• [Assigned task]: Your output should contain every record, unchanged.

The records Block Start

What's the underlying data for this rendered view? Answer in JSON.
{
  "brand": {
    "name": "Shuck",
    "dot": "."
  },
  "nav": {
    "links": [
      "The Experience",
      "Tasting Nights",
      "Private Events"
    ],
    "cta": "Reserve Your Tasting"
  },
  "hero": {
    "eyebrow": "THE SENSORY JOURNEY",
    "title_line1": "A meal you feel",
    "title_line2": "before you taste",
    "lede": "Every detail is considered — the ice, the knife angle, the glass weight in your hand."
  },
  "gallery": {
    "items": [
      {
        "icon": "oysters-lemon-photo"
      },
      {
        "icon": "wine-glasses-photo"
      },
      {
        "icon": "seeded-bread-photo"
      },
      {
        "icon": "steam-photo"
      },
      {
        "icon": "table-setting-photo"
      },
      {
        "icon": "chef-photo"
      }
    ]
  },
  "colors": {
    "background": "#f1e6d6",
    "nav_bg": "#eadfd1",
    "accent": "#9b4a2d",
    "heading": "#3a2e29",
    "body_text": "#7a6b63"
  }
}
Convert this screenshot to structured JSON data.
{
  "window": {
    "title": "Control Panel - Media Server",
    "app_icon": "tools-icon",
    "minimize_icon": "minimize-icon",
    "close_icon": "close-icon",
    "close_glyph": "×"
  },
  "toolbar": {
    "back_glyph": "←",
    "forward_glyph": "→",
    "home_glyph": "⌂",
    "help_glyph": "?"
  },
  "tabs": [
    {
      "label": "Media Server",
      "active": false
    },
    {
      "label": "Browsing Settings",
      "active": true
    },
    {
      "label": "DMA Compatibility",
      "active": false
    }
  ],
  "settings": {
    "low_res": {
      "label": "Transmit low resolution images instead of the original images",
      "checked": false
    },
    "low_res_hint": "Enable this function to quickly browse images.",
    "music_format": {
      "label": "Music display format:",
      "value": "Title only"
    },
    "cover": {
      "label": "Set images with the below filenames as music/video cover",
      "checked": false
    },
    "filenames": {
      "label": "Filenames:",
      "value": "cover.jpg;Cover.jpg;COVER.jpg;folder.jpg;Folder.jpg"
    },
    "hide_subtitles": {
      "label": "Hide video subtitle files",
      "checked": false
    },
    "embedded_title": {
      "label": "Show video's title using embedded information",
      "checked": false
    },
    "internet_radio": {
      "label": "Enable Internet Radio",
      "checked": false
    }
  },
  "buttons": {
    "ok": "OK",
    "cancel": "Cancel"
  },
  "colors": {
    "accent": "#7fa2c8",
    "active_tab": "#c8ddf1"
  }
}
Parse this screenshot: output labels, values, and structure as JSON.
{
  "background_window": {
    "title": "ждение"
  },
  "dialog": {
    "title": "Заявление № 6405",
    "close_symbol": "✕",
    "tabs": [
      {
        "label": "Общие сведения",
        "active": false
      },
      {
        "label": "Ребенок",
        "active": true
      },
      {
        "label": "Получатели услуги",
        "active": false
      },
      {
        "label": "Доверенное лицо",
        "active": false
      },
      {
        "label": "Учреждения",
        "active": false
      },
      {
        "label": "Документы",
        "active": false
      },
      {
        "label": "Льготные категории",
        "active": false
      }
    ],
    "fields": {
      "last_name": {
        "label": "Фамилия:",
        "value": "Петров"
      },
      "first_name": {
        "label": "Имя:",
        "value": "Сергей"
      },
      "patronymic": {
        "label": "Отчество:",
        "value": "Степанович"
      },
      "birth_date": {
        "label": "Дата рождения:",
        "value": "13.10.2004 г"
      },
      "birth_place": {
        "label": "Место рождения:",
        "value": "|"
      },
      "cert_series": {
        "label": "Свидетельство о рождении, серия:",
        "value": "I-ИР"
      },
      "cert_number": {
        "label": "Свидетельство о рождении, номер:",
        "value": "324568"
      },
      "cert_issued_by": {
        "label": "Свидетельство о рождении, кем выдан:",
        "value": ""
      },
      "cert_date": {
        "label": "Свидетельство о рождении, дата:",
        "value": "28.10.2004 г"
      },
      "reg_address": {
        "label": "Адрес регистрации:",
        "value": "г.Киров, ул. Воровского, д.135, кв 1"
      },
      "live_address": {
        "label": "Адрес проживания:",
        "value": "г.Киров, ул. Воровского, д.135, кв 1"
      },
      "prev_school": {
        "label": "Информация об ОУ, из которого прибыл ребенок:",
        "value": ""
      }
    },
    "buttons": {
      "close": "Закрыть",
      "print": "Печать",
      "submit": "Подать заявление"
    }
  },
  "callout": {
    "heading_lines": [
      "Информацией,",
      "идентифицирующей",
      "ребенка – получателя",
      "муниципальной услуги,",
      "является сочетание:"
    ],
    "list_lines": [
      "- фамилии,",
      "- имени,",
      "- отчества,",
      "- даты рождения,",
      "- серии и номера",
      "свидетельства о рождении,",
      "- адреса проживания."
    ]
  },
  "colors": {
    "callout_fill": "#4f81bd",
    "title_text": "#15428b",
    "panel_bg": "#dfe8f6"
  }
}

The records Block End

• [Answer]:
What's the underlying data for this rendered view? Answer in JSON.
{
  "brand": {
    "name": "Shuck",
    "dot": "."
  },
  "nav": {
    "links": [
      "The Experience",
      "Tasting Nights",
      "Private Events"
    ],
    "cta": "Reserve Your Tasting"
  },
  "hero": {
    "eyebrow": "THE SENSORY JOURNEY",
    "title_line1": "A meal you feel",
    "title_line2": "before you taste",
    "lede": "Every detail is considered — the ice, the knife angle, the glass weight in your hand."
  },
  "gallery": {
    "items": [
      {
        "icon": "oysters-lemon-photo"
      },
      {
        "icon": "wine-glasses-photo"
      },
      {
        "icon": "seeded-bread-photo"
      },
      {
        "icon": "steam-photo"
      },
      {
        "icon": "table-setting-photo"
      },
      {
        "icon": "chef-photo"
      }
    ]
  },
  "colors": {
    "background": "#f1e6d6",
    "nav_bg": "#eadfd1",
    "accent": "#9b4a2d",
    "heading": "#3a2e29",
    "body_text": "#7a6b63"
  }
}
Convert this screenshot to structured JSON data.
{
  "window": {
    "title": "Control Panel - Media Server",
    "app_icon": "tools-icon",
    "minimize_icon": "minimize-icon",
    "close_icon": "close-icon",
    "close_glyph": "×"
  },
  "toolbar": {
    "back_glyph": "←",
    "forward_glyph": "→",
    "home_glyph": "⌂",
    "help_glyph": "?"
  },
  "tabs": [
    {
      "label": "Media Server",
      "active": false
    },
    {
      "label": "Browsing Settings",
      "active": true
    },
    {
      "label": "DMA Compatibility",
      "active": false
    }
  ],
  "settings": {
    "low_res": {
      "label": "Transmit low resolution images instead of the original images",
      "checked": false
    },
    "low_res_hint": "Enable this function to quickly browse images.",
    "music_format": {
      "label": "Music display format:",
      "value": "Title only"
    },
    "cover": {
      "label": "Set images with the below filenames as music/video cover",
      "checked": false
    },
    "filenames": {
      "label": "Filenames:",
      "value": "cover.jpg;Cover.jpg;COVER.jpg;folder.jpg;Folder.jpg"
    },
    "hide_subtitles": {
      "label": "Hide video subtitle files",
      "checked": false
    },
    "embedded_title": {
      "label": "Show video's title using embedded information",
      "checked": false
    },
    "internet_radio": {
      "label": "Enable Internet Radio",
      "checked": false
    }
  },
  "buttons": {
    "ok": "OK",
    "cancel": "Cancel"
  },
  "colors": {
    "accent": "#7fa2c8",
    "active_tab": "#c8ddf1"
  }
}
Parse this screenshot: output labels, values, and structure as JSON.
{
  "background_window": {
    "title": "ждение"
  },
  "dialog": {
    "title": "Заявление № 6405",
    "close_symbol": "✕",
    "tabs": [
      {
        "label": "Общие сведения",
        "active": false
      },
      {
        "label": "Ребенок",
        "active": true
      },
      {
        "label": "Получатели услуги",
        "active": false
      },
      {
        "label": "Доверенное лицо",
        "active": false
      },
      {
        "label": "Учреждения",
        "active": false
      },
      {
        "label": "Документы",
        "active": false
      },
      {
        "label": "Льготные категории",
        "active": false
      }
    ],
    "fields": {
      "last_name": {
        "label": "Фамилия:",
        "value": "Петров"
      },
      "first_name": {
        "label": "Имя:",
        "value": "Сергей"
      },
      "patronymic": {
        "label": "Отчество:",
        "value": "Степанович"
      },
      "birth_date": {
        "label": "Дата рождения:",
        "value": "13.10.2004 г"
      },
      "birth_place": {
        "label": "Место рождения:",
        "value": "|"
      },
      "cert_series": {
        "label": "Свидетельство о рождении, серия:",
        "value": "I-ИР"
      },
      "cert_number": {
        "label": "Свидетельство о рождении, номер:",
        "value": "324568"
      },
      "cert_issued_by": {
        "label": "Свидетельство о рождении, кем выдан:",
        "value": ""
      },
      "cert_date": {
        "label": "Свидетельство о рождении, дата:",
        "value": "28.10.2004 г"
      },
      "reg_address": {
        "label": "Адрес регистрации:",
        "value": "г.Киров, ул. Воровского, д.135, кв 1"
      },
      "live_address": {
        "label": "Адрес проживания:",
        "value": "г.Киров, ул. Воровского, д.135, кв 1"
      },
      "prev_school": {
        "label": "Информация об ОУ, из которого прибыл ребенок:",
        "value": ""
      }
    },
    "buttons": {
      "close": "Закрыть",
      "print": "Печать",
      "submit": "Подать заявление"
    }
  },
  "callout": {
    "heading_lines": [
      "Информацией,",
      "идентифицирующей",
      "ребенка – получателя",
      "муниципальной услуги,",
      "является сочетание:"
    ],
    "list_lines": [
      "- фамилии,",
      "- имени,",
      "- отчества,",
      "- даты рождения,",
      "- серии и номера",
      "свидетельства о рождении,",
      "- адреса проживания."
    ]
  },
  "colors": {
    "callout_fill": "#4f81bd",
    "title_text": "#15428b",
    "panel_bg": "#dfe8f6"
  }
}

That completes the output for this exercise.